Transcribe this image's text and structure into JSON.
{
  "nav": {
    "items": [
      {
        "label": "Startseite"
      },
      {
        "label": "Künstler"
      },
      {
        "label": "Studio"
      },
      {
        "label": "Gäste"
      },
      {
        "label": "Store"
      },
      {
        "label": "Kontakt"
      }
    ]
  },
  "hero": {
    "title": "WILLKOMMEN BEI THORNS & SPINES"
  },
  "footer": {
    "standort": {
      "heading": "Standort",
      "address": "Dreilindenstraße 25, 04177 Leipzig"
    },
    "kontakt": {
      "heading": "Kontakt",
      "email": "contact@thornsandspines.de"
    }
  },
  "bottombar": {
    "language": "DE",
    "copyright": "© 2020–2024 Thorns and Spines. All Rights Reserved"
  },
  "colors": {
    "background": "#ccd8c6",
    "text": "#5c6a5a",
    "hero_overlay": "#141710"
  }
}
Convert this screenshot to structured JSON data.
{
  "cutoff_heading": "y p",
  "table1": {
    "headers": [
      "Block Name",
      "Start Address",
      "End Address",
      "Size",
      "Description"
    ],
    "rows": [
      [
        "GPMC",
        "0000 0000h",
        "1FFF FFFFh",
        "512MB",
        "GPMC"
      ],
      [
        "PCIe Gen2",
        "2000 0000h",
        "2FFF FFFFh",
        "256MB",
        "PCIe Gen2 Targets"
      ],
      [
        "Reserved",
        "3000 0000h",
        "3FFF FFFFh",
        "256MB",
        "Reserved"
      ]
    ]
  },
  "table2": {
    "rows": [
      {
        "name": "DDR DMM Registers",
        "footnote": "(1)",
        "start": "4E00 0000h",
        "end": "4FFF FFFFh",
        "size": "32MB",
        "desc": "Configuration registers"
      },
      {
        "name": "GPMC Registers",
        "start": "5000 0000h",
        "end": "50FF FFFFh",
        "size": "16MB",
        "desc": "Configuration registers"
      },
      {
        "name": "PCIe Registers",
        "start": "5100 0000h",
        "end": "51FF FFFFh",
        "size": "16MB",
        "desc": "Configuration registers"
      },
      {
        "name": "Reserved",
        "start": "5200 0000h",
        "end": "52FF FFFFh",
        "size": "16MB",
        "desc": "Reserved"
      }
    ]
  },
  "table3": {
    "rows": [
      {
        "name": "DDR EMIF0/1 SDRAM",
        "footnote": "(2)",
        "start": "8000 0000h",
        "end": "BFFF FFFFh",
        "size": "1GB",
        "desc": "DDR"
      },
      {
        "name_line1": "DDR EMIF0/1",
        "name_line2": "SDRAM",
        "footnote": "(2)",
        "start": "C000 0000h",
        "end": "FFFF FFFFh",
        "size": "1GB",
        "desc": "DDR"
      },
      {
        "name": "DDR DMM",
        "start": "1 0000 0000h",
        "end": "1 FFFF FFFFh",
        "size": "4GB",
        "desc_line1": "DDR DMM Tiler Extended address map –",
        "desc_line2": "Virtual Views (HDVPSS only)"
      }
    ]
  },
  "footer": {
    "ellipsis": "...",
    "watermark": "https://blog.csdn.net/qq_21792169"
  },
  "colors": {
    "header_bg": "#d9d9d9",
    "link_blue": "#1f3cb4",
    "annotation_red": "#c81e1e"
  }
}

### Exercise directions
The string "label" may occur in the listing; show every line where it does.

### Answer section
        "label": "Startseite"
        "label": "Künstler"
        "label": "Studio"
        "label": "Gäste"
        "label": "Store"
        "label": "Kontakt"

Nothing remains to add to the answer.